Honorée Fanonne Jeffers on how her mother overcame voter suppression and became an activist in her community.

That year I was nine years old and Mama took me canvassing with her. She greased and brushed my hair into two ponytails, decorated them with yarn ribbons, and dressed me in a cute dress and ankle socks with my comfortable shoes. And she explained what our job would be.

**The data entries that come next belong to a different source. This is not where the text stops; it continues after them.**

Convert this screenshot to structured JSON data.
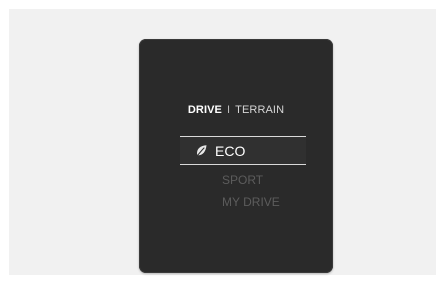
{
  "header": {
    "active_tab": "DRIVE",
    "separator": "I",
    "inactive_tab": "TERRAIN"
  },
  "modes": {
    "selected": {
      "label": "ECO",
      "icon": "leaf-icon"
    },
    "others": [
      {
        "label": "SPORT"
      },
      {
        "label": "MY DRIVE"
      }
    ]
  },
  "colors": {
    "screen_background": "#2a2a2a",
    "selected_text": "#ffffff",
    "dim_text": "#5c5c5c"
  }
}
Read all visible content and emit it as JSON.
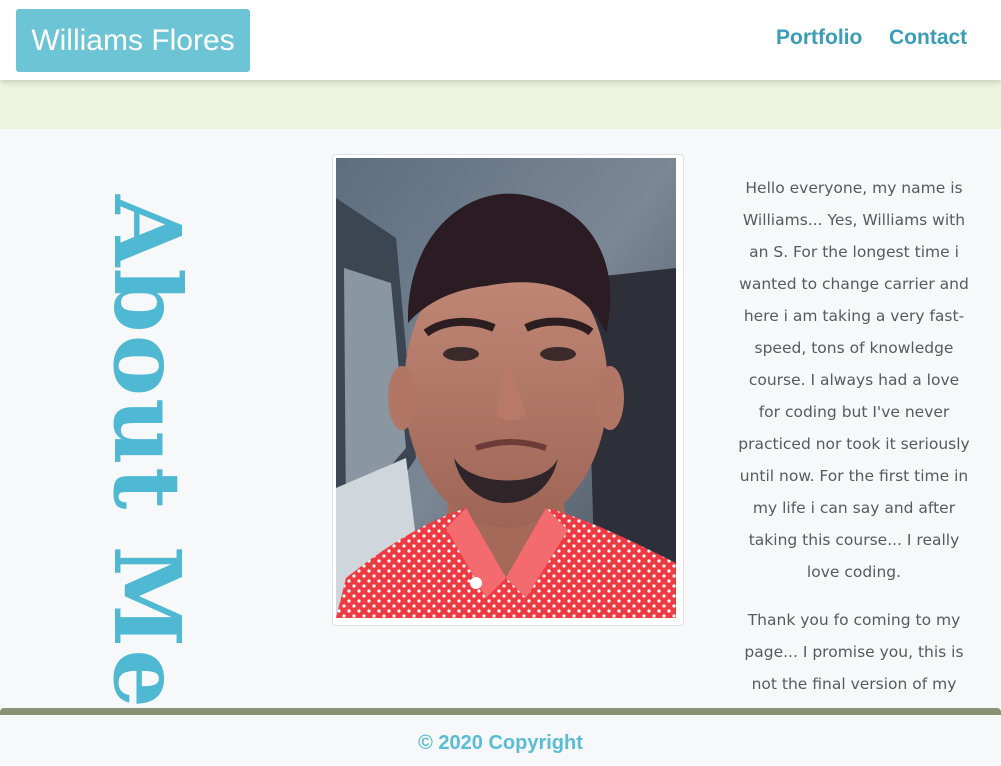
{
  "navbar": {
    "brand": "Williams Flores",
    "links": [
      {
        "label": "Portfolio"
      },
      {
        "label": "Contact"
      }
    ]
  },
  "about": {
    "title": "About Me",
    "photo_icon": "profile-photo",
    "paragraphs": [
      "Hello everyone, my name is Williams... Yes, Williams with an S. For the longest time i wanted to change carrier and here i am taking a very fast-speed, tons of knowledge course. I always had a love for coding but I've never practiced nor took it seriously until now. For the first time in my life i can say and after taking this course... I really love coding.",
      "Thank you fo coming to my page... I promise you, this is not the final version of my"
    ]
  },
  "footer": {
    "copyright": "© 2020 Copyright"
  },
  "colors": {
    "brand_bg": "#6cc4d4",
    "nav_link": "#3a9db8",
    "title": "#4fb8d3",
    "band": "#eef4de",
    "footer_bar": "#8a9274"
  }
}
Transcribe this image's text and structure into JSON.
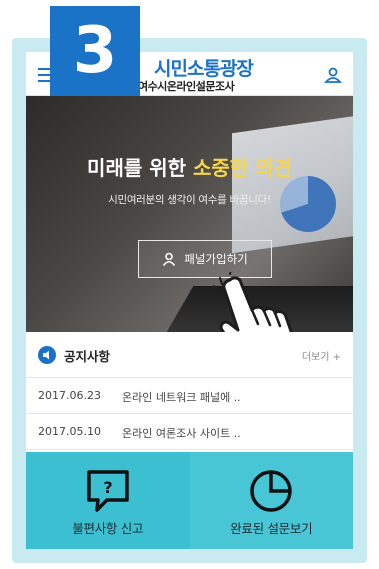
{
  "step_badge": "3",
  "header": {
    "title": "시민소통광장",
    "subtitle": "여수시온라인설문조사",
    "menu_icon": "hamburger-menu-icon",
    "user_icon": "user-icon"
  },
  "hero": {
    "headline_plain": "미래를 위한 ",
    "headline_accent": "소중한 의견",
    "subtext": "시민여러분의 생각이 여수를 바꿉니다!",
    "join_button_label": "패널가입하기",
    "join_icon": "person-icon"
  },
  "notice": {
    "title": "공지사항",
    "more_label": "더보기 +",
    "items": [
      {
        "date": "2017.06.23",
        "title": "온라인 네트워크 패널에 .."
      },
      {
        "date": "2017.05.10",
        "title": "온라인 여론조사 사이트 .."
      }
    ]
  },
  "tiles": [
    {
      "label": "불편사항 신고",
      "icon": "report-speech-bubble-icon"
    },
    {
      "label": "완료된 설문보기",
      "icon": "pie-chart-icon"
    }
  ],
  "colors": {
    "brand_blue": "#1b73c7",
    "accent_yellow": "#f5d64a",
    "tile_teal": "#3cc0d1",
    "frame_bg": "#c9eaf1"
  }
}
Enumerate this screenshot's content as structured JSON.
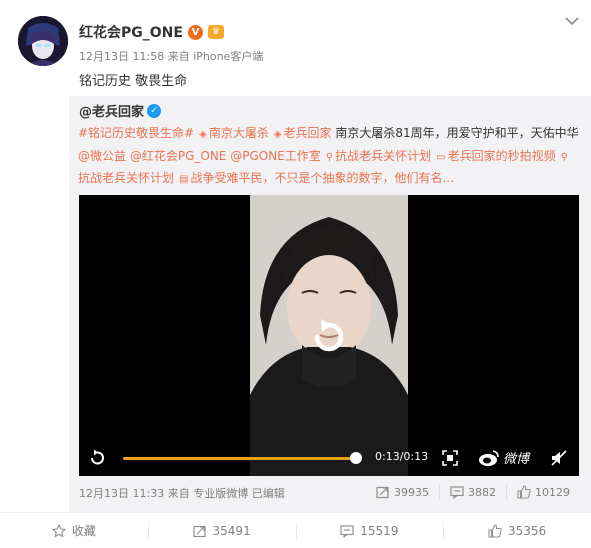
{
  "post": {
    "username": "红花会PG_ONE",
    "vip_badge": "V",
    "timestamp": "12月13日 11:58",
    "source": "来自 iPhone客户端",
    "text": "铭记历史 敬畏生命"
  },
  "repost": {
    "original_user": "@老兵回家",
    "segments": [
      {
        "text": "#铭记历史敬畏生命#",
        "type": "link"
      },
      {
        "text": "南京大屠杀",
        "type": "topic"
      },
      {
        "text": "老兵回家",
        "type": "topic"
      },
      {
        "text": " 南京大屠杀81周年，用爱守护和平，天佑中华",
        "type": "plain"
      },
      {
        "text": "@微公益",
        "type": "link"
      },
      {
        "text": " ",
        "type": "plain"
      },
      {
        "text": "@红花会PG_ONE",
        "type": "link"
      },
      {
        "text": " ",
        "type": "plain"
      },
      {
        "text": "@PGONE工作室",
        "type": "link"
      },
      {
        "text": "抗战老兵关怀计划",
        "type": "tag"
      },
      {
        "text": "老兵回家的秒拍视频",
        "type": "video"
      },
      {
        "text": "抗战老兵关怀计划",
        "type": "tag"
      },
      {
        "text": "战争受难平民，不只是个抽象的数字，他们有名...",
        "type": "doc"
      }
    ],
    "video": {
      "time": "0:13/0:13",
      "progress": 1.0,
      "brand": "微博"
    },
    "meta": {
      "timestamp": "12月13日 11:33",
      "source": "来自 专业版微博",
      "edited": "已编辑"
    },
    "actions": {
      "reposts": "39935",
      "comments": "3882",
      "likes": "10129"
    }
  },
  "bottom": {
    "favorite": "收藏",
    "reposts": "35491",
    "comments": "15519",
    "likes": "35356"
  },
  "colors": {
    "link": "#eb7350",
    "progress": "#e8a317",
    "vip": "#f26b1d"
  }
}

We had to walk around the Black neighborhoods—for Durham was still de facto segregated—and get as many Black people to register to vote for the presidential election as possible. And we had to tell them about the best candidates for local positions, too. Some of those local candidates weren’t Black, but they were friends to our communities, and we had to support those candidates. It wasn’t enough to vote for president of the United States. You had to vote for the mayor of your town or city, the members of the city council, and the board of education. You had to vote every time an election came around. And Black folks literally had died to secure our right to vote. So voting wasn’t just about rights, Mama told me. It was about the fact that we needed to honor the Black folks who had come before us, the ones who weren’t here anymore.

She spoke to me as if I knew what she meant about politics. I didn’t know at all, but I nodded gravely in response. Fortunately, I didn’t have to memorize that information, because when Mama knocked on the door, she already had her speech prepared: She was registering Black folks to vote because Gerald Ford had been Richard Nixon’s right-hand man during his presidential administration, and Nixon had lied when he said he hadn’t been a crook. And now, Ford—she never called him “President Ford”—had pardoned Nixon, and that ought to tell us all we needed to know. Mama talked about the other, local candidates, too, those who were friends to the Black community in Durham.

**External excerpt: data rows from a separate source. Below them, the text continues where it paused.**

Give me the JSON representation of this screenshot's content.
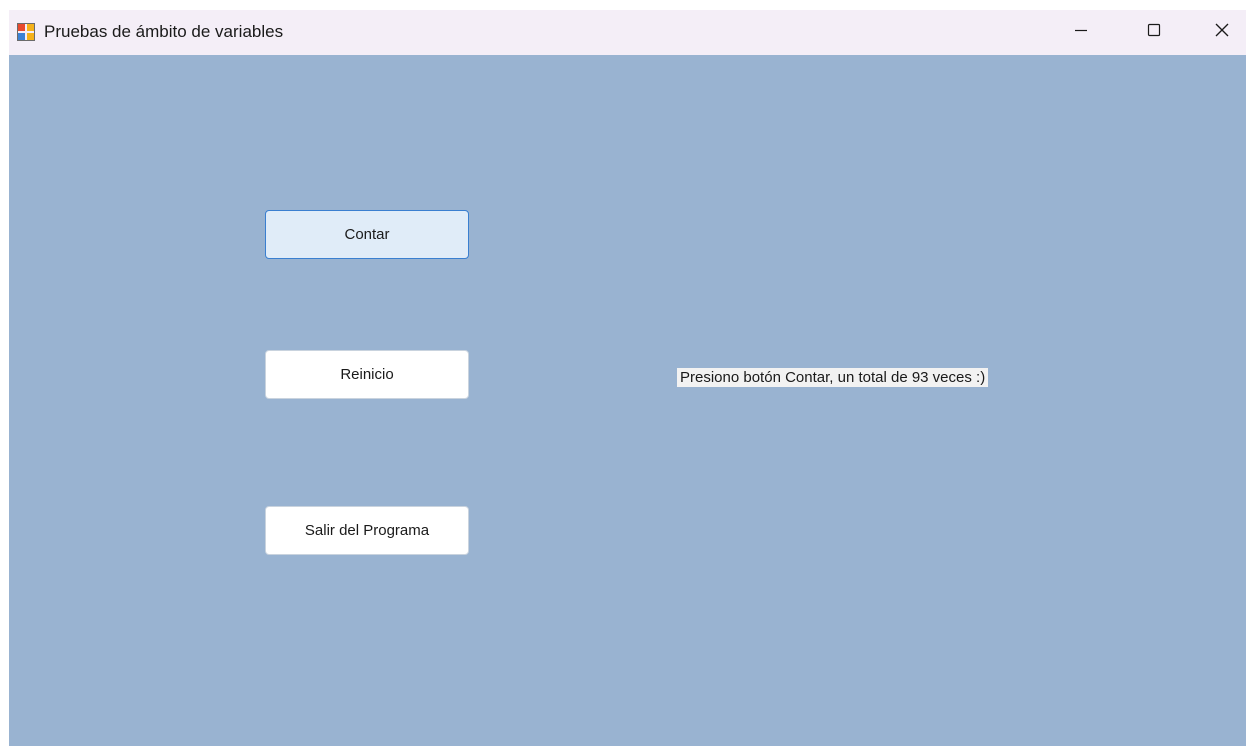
{
  "window": {
    "title": "Pruebas de ámbito de variables",
    "icon": "app-window-icon",
    "controls": {
      "minimize": "minimize-icon",
      "maximize": "maximize-icon",
      "close": "close-icon"
    }
  },
  "form": {
    "background_color": "#99b3d1",
    "buttons": {
      "contar": "Contar",
      "reinicio": "Reinicio",
      "salir": "Salir del Programa"
    },
    "status_label": "Presiono botón Contar, un total de 93 veces :)"
  }
}
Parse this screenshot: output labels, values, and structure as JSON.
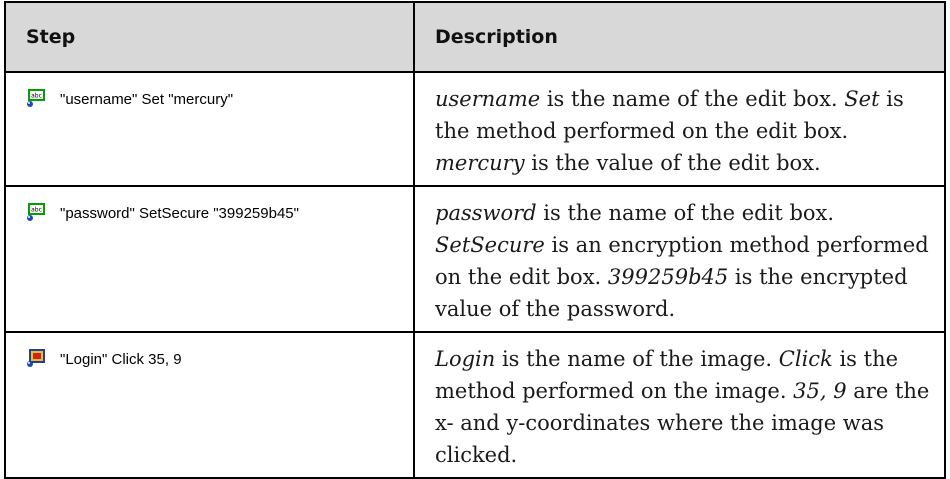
{
  "header": {
    "step": "Step",
    "description": "Description"
  },
  "rows": [
    {
      "icon": "edit-box-icon",
      "step": "\"username\" Set \"mercury\"",
      "desc": [
        {
          "t": "username",
          "i": true
        },
        {
          "t": " is the name of the edit box. ",
          "i": false
        },
        {
          "t": "Set",
          "i": true
        },
        {
          "t": " is the method performed on the edit box. ",
          "i": false
        },
        {
          "t": "mercury",
          "i": true
        },
        {
          "t": " is the value of the edit box.",
          "i": false
        }
      ]
    },
    {
      "icon": "edit-box-icon",
      "step": "\"password\" SetSecure \"399259b45\"",
      "desc": [
        {
          "t": "password",
          "i": true
        },
        {
          "t": " is the name of the edit box. ",
          "i": false
        },
        {
          "t": "SetSecure",
          "i": true
        },
        {
          "t": " is an encryption method performed on the edit box. ",
          "i": false
        },
        {
          "t": "399259b45",
          "i": true
        },
        {
          "t": " is the encrypted value of the password.",
          "i": false
        }
      ]
    },
    {
      "icon": "image-icon",
      "step": "\"Login\" Click 35, 9",
      "desc": [
        {
          "t": "Login",
          "i": true
        },
        {
          "t": " is the name of the image. ",
          "i": false
        },
        {
          "t": "Click",
          "i": true
        },
        {
          "t": " is the method performed on the image. ",
          "i": false
        },
        {
          "t": "35, 9",
          "i": true
        },
        {
          "t": " are the x- and y-coordinates where the image was clicked.",
          "i": false
        }
      ]
    }
  ]
}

There was one home we stopped by, small and neat with a short stack of steps and a few flowers in the yard. That day, the lady who answered the door was light-skinned and maybe forty-five, though again, I was nine, so she probably seemed ancient to me. Her face was apathetic, and she sighed in a bored way as she explained, it didn’t matter who somebody voted for president, because these White folks were going to do whatever they wanted.

I expected my mother to correct the light-skinned lady. Maybe even start shouting, because Mama wasn’t known for holding her tongue. Instead, she nudged me toward the lady, asking, was her message of futility what we wanted to send to our children? That they didn’t have any power? That they couldn’t ever change their circumstances? Mama’s voice had turned “proper,” the accent of a schoolteacher who had graduated from Spelman College and had a master’s degree from another university as well.